OUR BOOKS & PRINTS
John D. Taylor Denny Burkhart Illustrations
What type of vegetation covers more of North America than any other? Those living east of the Mississippi River, would probably guess forest, yet prairie grasslands-not forests-represent North America's most significant type of vegetation, covering 15 percent of the continent, some 9.3 million square miles from western Canada south through Texas.
Culturally, biologically and historically, prairie and the creatures connected to it have shaped North America's destiny and continue to do so. What is more North America than a bison, a Lakhota warrior on a prairie hilltop? Yet prairie-real prairie-is vanishing at an alarming rate: Depending on location, between 99 and 35 percent of North America's three prairie types (tallgrass, mixed grass and short grass) are gone since 1830: More than 90 percent of the tallgrass, the "sea of grass" that reached as high as a horse's belly and spread across Illinois, Indiana, Wisconsin, Minnesota, Missouri and Kansas has been destroyed. Shortgrass and mixed grass have fared somewhat better, depending on location, yet the prognosis is not good: In Manitoba, for example, 99 percent of the mixed grass is gone-in Nebraska its 75 percent, in the Dakota's nearly 70 percent, in Texas, 30 percent-and Saskatchewan has lost 86 percent of its shortgrass, Texas 80 percent, South Dakota, 35 percent.

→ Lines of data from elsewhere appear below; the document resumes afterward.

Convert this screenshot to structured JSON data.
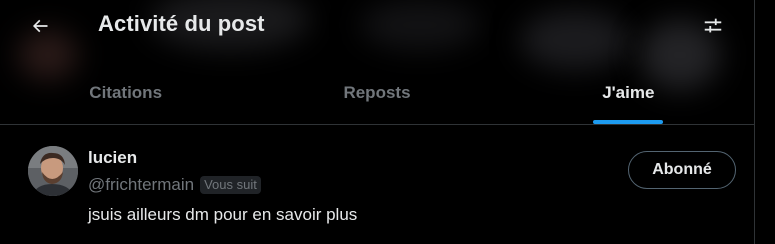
{
  "header": {
    "title": "Activité du post",
    "back_icon": "arrow-left-icon",
    "filter_icon": "sliders-icon"
  },
  "tabs": [
    {
      "label": "Citations",
      "active": false
    },
    {
      "label": "Reposts",
      "active": false
    },
    {
      "label": "J'aime",
      "active": true
    }
  ],
  "users": [
    {
      "name": "lucien",
      "handle": "@frichtermain",
      "follows_you_badge": "Vous suit",
      "bio": "jsuis ailleurs dm pour en savoir plus",
      "follow_button_label": "Abonné"
    }
  ],
  "colors": {
    "accent": "#1d9bf0",
    "background": "#000000",
    "primary_text": "#e7e9ea",
    "secondary_text": "#71767b",
    "border": "#2f3336"
  }
}
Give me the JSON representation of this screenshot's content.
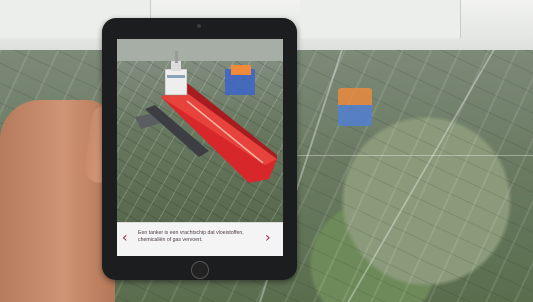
{
  "ar_app": {
    "caption": "Een tanker is een vrachtschip dat vloeistoffen, chemicaliën of gas vervoert.",
    "prev_glyph": "‹",
    "next_glyph": "›"
  },
  "icons": {
    "prev": "chevron-left-icon",
    "next": "chevron-right-icon"
  },
  "colors": {
    "accent_chevron": "#a1254a",
    "ship_hull": "#d8272a",
    "info_bar": "#f4f4f4"
  }
}
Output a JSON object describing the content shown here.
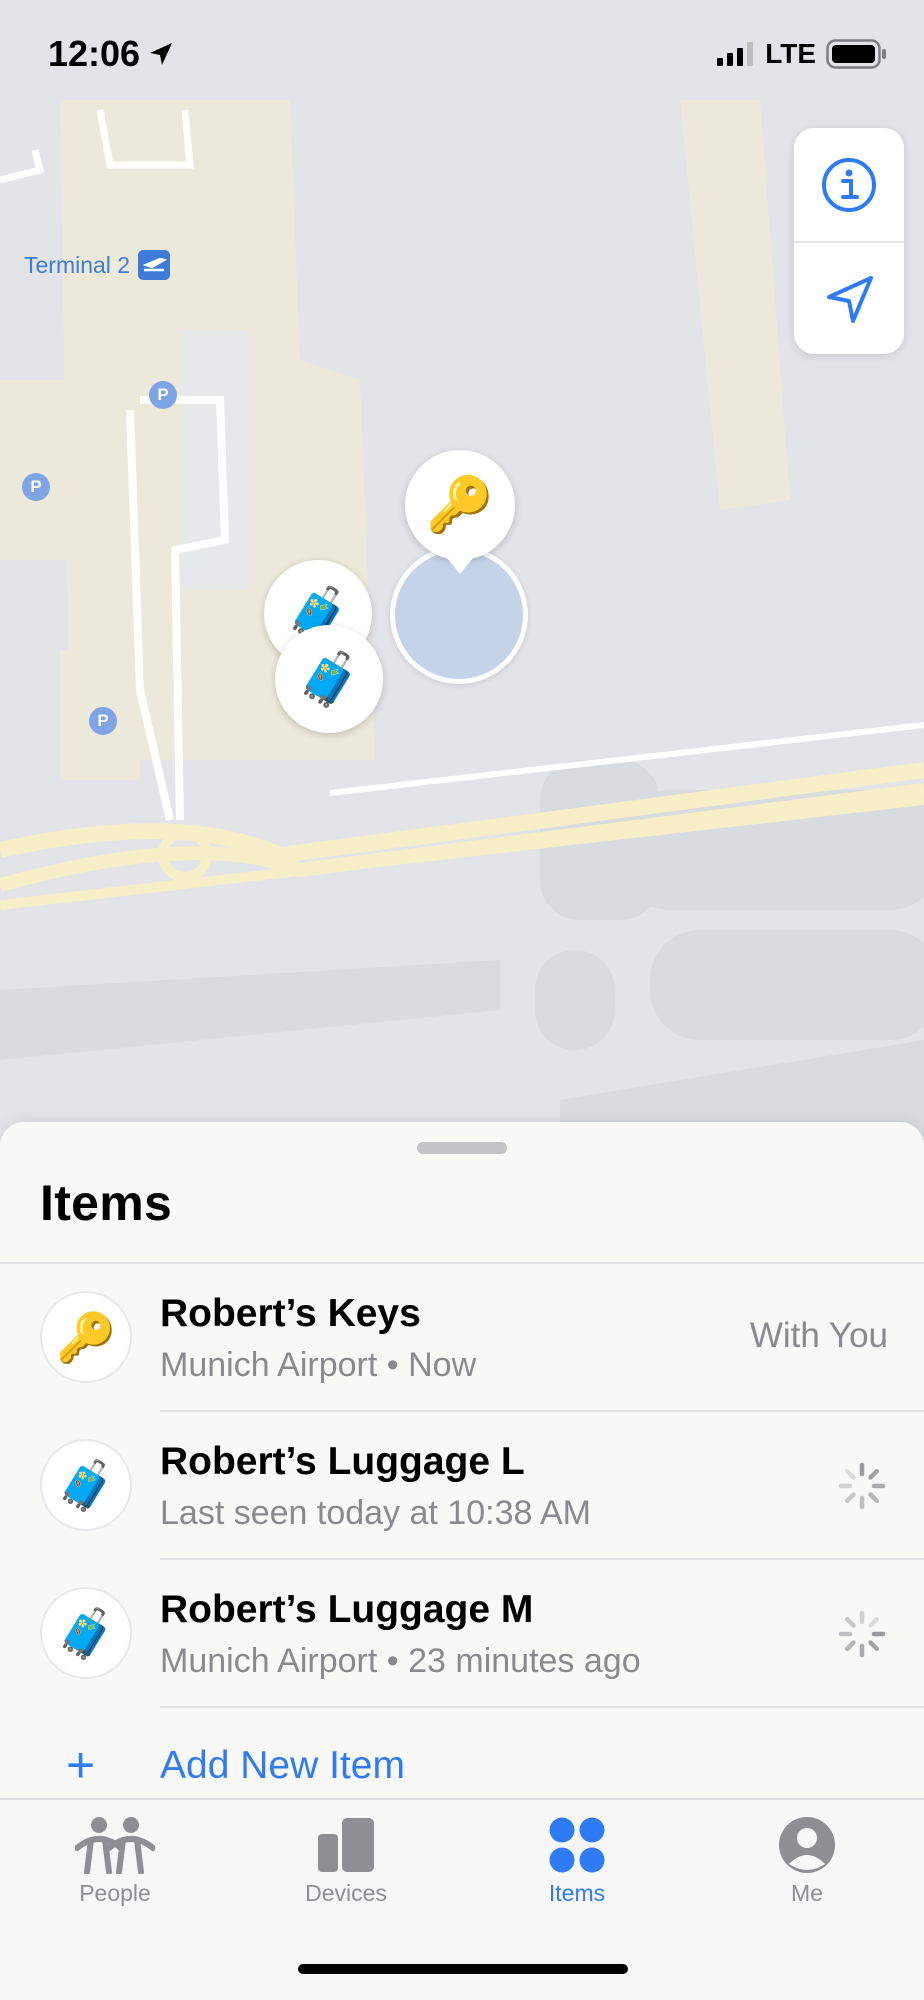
{
  "status_bar": {
    "time": "12:06",
    "network": "LTE"
  },
  "map": {
    "terminal_label": "Terminal 2",
    "parking_label": "P",
    "controls": {
      "info_icon": "info-icon",
      "location_icon": "location-arrow-icon"
    },
    "pins": [
      {
        "icon": "key-icon",
        "glyph": "🔑"
      },
      {
        "icon": "luggage-icon",
        "glyph": "🧳"
      },
      {
        "icon": "luggage-icon",
        "glyph": "🧳"
      }
    ]
  },
  "sheet": {
    "title": "Items",
    "items": [
      {
        "name": "Robert’s Keys",
        "subtitle": "Munich Airport • Now",
        "status": "With You",
        "glyph": "🔑"
      },
      {
        "name": "Robert’s Luggage L",
        "subtitle": "Last seen today at 10:38 AM",
        "status": "",
        "glyph": "🧳"
      },
      {
        "name": "Robert’s Luggage M",
        "subtitle": "Munich Airport • 23 minutes ago",
        "status": "",
        "glyph": "🧳"
      }
    ],
    "add_label": "Add New Item",
    "add_glyph": "+"
  },
  "tabs": [
    {
      "label": "People",
      "active": false
    },
    {
      "label": "Devices",
      "active": false
    },
    {
      "label": "Items",
      "active": true
    },
    {
      "label": "Me",
      "active": false
    }
  ],
  "colors": {
    "accent": "#2f7bf5",
    "secondary_text": "#8a8a8e",
    "map_background": "#e2e4e8",
    "accuracy_circle": "#c5d3e9"
  }
}
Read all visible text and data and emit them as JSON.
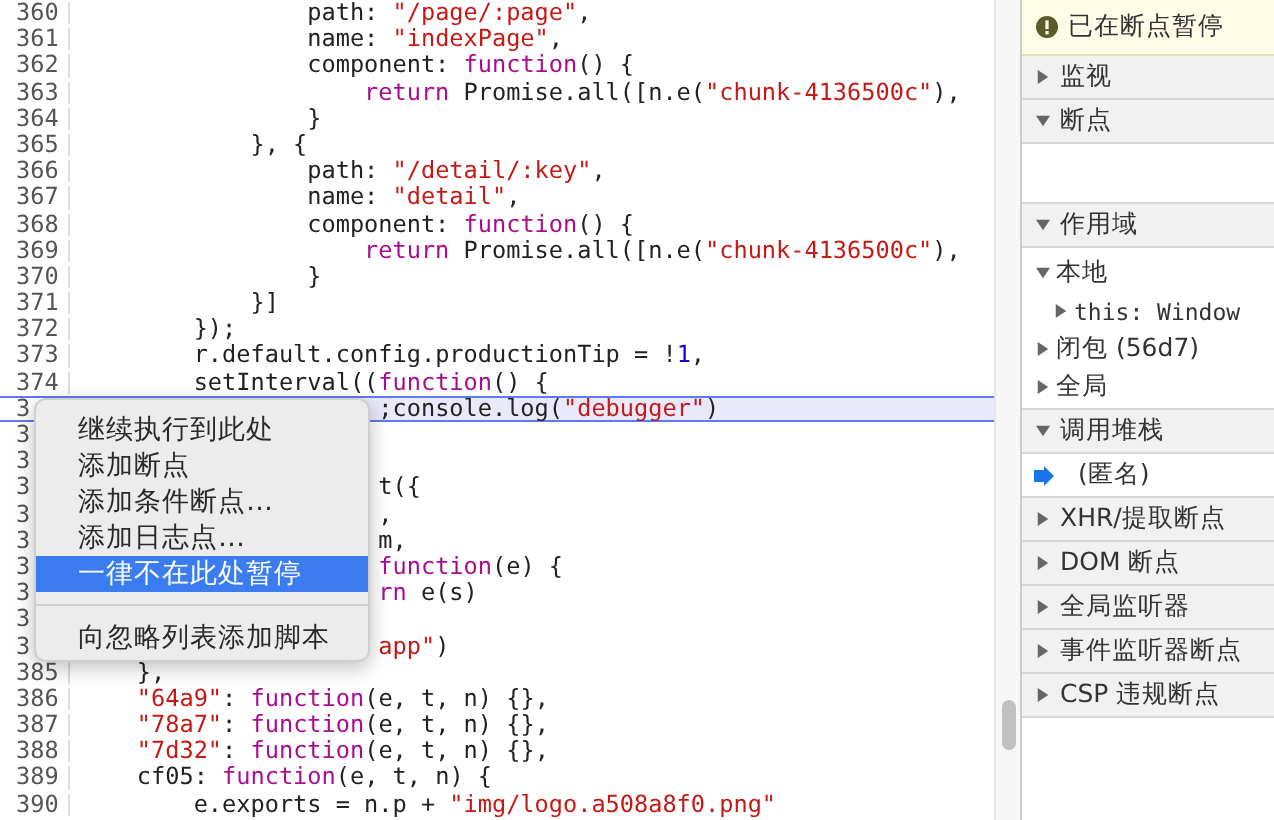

Prairie Autumn, John D. Taylor's fourth Bonasa Press title, takes a hard look at North America's prairie past, present and future; the wildlife and people connected to this wild space. Taylor focuses on what prairie is all about, how it was created, and why it is significant in the North American landscape, its influence on our lives. The prairie's past-specifically what was here prior to European contact-and what remains is an important focus, along with the prairie's abundant life, which rivaled, perhaps exceeded, Africa's Serengeti grasslands. Always of special interest are the prairie's birds; particularly those best explored with a brace of DeCoverly Kennels English setters, and a side-by-side-sharptails, prairie chickens, sage grouse, Hungarian partridge, pheasants and quail.
Prairie Autumn examines why the prairie attracts some people, repels others; it considers the spiritual nature of this vast wild space, and how it influences the human psyche. Taylor compares this book to two previous efforts, Gunning the Eastern Uplands and The Wild Ones, only this time the topic is prairie. Taylor has been roaming the prairies across the course of a lifetime-including a focused effort last fall in the Dakotas, Nebraska and Kansas-gathering stories, in preparation for this book. Denny Burkhart will again team with Taylor to provide the illustrations for this book.
Prairie Autumn looks to be another fascinating read from this award-winning author. The book is scheduled for a Winter 2006 publication date. Pre-publication orders will receive a 15 percent discount. A $65 limited edition and a $35 trade edition will be available.